Marc Huberman, a New Fairfield-based musician and a film media manager, says an individualized medical-grade marijuana protocol enabled him to diminish pain, nausea and headache symptoms associated with Crohn’s disease. Originally taking opiates to combat the chronic pain, he came to rely on them to function. At the urging of his doctor, Huberman applied for and received a medical marijuana card. He began to work with Angela D’Amico, founder of Compassionate Care Center of CT, and her staff to find the most appropriate mix for him. It took over a year to pinpoint the right combination of psychoactive and non-psychoactive products that enabled him to alleviate the pain and the anxiety associated with the pain, and, ultimately, to wean himself slowly off of the opiates completely.
“Working with the pharmacist and tech staff at Compassionate Care, I started a tapering program to be off opiates from April to August of 2017,” Huberman says. “I documented what I went through with video blogs and writing. I hope to produce a documentary about my journey to inspire others. In addition to the marijuana-focused program, I utilized other tools to better my health and undergo a complete mind-body-emotion shift, including incorporating a healthier diet, wheat grass supplements, collagen peptides, breathing work, meditation and exercise.”
Since medical marijuana has the potential to alleviate nausea, vomiting and headache symptoms, it can be useful for those with digestive issues and the side effects of chemotherapy so the patient eats more food. Since there may be issues with ingestion, delivery might be suggested via syringes under the tongue, tinctures or dissolvable strips.
D’Amico hopes opiate addiction and cancer reversal will be added to the approved list. “Right now, we are focused on palliative care. We need more proactive cancer protocols. We need to let the doctors deem what is necessary for each patient based on the protocol, not on a set state maximum for use,” she says.
She is taking proactive steps to bring this to fruition, joining the multi-state Acreage Holding group as vice president in addition to her founding responsibilities at Compassionate Care. Acreage Holding is working to universalize the patient experience across all U.S. medical marijuana dispensaries with universal protocols on dosing, nutritional counseling and more.

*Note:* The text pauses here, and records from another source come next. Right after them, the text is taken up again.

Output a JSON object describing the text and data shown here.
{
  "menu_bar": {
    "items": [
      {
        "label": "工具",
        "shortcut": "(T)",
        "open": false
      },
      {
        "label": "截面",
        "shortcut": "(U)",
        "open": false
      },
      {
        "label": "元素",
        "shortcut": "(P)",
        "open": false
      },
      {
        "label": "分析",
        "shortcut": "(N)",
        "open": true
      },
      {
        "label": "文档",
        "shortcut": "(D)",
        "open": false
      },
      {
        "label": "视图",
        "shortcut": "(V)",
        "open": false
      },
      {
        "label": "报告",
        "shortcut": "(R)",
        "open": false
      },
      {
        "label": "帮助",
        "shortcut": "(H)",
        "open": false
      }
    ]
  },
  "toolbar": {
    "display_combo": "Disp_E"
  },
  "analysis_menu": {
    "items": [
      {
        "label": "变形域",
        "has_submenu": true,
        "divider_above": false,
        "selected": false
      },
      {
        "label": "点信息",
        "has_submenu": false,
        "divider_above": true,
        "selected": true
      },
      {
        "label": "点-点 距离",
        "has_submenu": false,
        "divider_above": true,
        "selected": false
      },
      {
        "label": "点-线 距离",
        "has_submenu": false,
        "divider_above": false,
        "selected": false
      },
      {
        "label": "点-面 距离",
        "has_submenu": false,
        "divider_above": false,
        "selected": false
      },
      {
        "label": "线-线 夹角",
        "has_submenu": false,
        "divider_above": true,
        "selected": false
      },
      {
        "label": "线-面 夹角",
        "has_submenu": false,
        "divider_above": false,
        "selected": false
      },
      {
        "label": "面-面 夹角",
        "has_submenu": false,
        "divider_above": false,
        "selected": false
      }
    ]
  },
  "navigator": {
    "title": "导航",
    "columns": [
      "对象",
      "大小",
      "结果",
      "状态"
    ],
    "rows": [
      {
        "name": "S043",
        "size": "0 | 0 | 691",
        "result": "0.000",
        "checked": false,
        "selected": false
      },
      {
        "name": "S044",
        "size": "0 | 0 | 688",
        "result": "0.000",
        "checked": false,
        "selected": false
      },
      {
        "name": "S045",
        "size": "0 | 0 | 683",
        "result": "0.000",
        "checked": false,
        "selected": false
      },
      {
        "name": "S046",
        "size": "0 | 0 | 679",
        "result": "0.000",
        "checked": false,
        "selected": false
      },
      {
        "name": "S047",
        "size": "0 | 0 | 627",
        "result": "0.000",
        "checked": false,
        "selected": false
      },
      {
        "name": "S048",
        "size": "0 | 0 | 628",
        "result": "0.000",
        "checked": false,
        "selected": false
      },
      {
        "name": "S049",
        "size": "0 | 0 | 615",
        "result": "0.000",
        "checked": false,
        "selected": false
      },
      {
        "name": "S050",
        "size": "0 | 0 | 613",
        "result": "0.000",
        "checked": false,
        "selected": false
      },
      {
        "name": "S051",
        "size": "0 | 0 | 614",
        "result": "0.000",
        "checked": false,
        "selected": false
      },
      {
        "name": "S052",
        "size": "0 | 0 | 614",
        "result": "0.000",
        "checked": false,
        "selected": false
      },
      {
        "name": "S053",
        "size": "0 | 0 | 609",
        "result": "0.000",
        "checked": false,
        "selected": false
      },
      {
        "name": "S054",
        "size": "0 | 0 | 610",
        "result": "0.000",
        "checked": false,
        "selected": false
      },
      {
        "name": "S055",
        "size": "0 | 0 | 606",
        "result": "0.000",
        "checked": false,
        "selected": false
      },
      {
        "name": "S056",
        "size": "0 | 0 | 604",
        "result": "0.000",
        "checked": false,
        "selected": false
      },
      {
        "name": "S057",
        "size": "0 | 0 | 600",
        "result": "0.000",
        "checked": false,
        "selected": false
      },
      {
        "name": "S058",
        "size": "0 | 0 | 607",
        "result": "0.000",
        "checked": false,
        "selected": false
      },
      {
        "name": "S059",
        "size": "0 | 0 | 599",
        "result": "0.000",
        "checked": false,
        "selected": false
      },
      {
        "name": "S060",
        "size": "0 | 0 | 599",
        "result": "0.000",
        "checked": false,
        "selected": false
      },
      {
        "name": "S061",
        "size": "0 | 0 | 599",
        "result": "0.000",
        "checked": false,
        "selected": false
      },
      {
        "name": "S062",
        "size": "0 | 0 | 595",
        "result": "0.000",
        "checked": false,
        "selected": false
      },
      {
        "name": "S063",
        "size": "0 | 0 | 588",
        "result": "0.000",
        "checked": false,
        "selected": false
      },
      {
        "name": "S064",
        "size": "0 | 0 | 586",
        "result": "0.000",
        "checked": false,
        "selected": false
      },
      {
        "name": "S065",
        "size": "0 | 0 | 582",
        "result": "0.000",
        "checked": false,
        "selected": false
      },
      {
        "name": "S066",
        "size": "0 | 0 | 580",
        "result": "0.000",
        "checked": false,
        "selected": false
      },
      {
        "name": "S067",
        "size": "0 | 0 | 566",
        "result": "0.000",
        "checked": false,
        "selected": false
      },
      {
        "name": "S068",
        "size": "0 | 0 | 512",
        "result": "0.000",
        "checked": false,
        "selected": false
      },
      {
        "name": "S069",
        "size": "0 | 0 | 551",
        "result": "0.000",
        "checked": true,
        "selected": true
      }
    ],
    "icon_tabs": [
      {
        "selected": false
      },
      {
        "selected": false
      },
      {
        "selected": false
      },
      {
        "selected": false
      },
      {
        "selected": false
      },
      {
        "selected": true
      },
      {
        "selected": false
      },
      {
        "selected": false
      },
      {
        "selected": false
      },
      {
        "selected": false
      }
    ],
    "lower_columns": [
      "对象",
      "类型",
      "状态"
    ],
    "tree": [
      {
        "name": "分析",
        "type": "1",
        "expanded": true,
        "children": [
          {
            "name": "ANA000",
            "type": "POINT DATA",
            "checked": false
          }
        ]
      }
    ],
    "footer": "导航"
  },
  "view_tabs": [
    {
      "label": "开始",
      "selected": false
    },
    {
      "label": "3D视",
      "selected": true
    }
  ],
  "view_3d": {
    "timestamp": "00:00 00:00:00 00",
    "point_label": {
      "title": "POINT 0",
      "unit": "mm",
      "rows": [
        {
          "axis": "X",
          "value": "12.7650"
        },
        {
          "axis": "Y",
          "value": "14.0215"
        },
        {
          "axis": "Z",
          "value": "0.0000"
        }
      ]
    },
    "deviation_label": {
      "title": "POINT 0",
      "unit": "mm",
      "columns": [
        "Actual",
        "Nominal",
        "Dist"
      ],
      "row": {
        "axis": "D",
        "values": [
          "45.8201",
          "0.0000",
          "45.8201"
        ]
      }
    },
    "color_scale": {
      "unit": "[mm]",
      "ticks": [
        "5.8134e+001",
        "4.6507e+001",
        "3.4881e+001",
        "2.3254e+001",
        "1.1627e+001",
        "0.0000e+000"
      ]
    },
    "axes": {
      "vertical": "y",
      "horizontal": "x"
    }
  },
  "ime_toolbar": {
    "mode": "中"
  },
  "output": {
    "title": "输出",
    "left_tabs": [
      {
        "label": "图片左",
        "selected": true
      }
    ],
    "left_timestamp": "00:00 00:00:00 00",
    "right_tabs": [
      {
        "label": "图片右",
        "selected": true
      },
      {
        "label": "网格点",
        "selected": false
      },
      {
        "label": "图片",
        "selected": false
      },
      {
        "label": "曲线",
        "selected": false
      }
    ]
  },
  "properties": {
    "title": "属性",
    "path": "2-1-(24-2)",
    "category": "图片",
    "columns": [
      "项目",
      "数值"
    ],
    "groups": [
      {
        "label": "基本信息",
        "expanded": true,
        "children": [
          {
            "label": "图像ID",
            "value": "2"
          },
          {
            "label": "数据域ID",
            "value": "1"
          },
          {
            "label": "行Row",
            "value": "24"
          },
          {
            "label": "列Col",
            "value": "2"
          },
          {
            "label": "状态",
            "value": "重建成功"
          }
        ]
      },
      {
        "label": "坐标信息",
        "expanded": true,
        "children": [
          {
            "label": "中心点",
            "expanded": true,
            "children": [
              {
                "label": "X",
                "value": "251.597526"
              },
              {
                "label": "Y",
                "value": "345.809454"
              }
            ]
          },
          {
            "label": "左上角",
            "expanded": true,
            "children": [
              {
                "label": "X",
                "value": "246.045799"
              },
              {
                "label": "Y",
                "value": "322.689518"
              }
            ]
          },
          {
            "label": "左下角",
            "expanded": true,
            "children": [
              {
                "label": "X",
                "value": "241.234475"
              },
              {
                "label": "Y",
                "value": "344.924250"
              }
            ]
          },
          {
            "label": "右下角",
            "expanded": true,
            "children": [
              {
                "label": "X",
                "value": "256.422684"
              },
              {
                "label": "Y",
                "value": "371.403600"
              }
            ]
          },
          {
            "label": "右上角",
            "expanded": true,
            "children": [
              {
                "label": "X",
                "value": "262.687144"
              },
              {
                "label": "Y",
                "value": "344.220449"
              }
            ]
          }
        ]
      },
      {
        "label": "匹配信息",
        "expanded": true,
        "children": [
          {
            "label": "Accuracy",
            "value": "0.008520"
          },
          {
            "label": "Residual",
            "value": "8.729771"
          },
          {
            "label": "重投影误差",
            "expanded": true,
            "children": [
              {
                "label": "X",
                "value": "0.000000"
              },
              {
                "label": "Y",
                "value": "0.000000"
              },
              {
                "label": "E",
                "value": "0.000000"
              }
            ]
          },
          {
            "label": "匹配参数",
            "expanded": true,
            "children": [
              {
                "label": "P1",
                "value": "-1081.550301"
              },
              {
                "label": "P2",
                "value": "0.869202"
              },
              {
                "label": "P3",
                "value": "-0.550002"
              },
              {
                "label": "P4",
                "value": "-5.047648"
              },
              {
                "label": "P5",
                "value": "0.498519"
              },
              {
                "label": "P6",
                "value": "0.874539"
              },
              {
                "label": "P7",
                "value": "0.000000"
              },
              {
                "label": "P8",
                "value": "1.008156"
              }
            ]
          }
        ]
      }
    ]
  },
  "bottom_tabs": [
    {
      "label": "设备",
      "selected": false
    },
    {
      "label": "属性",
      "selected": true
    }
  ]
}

For those experiencing conditions that are not approved for medical marijuana prescriptions, companies with CBD products operate outside of the state medical marijuana program. CBD-labeled dietary supplements with the single CBD cannabinoid can currently only be legally sold in states with medical marijuana laws. However, a whole-plant, hemp extract CBD product that contains all cannabinoids—such as the Stanley Brothers’ proprietary Charlotte’s Web grown in Colorado—can be sold in all 50 states. Many local wellness centers now carry high quality CBD products in a variety of forms.
Whether it is utilizing medical marijuana, CBD oils or whole-plant hemp extracts, an important emotional and mental aspect is best summed up by physician David Casarett. “A lot of the patients I talked with who’ve turned to medical marijuana for help, weren’t turning to medical marijuana because of its benefits or the balance of risks and benefits, or because they thought it was a wonder drug, but because it gave them control over their illness. It let them manage their health in a way that was productive and efficient and effective and comfortable for them,” he said in his “A doctor’s case for medical marijuana” TedMed 2016 video.
Ariana Rawls Fine is Editor of Natural Awakenings Fairfield County/Housatonic Valley and Natural Awakenings New Haven/Middlesex County. She resides in Stratford with her family.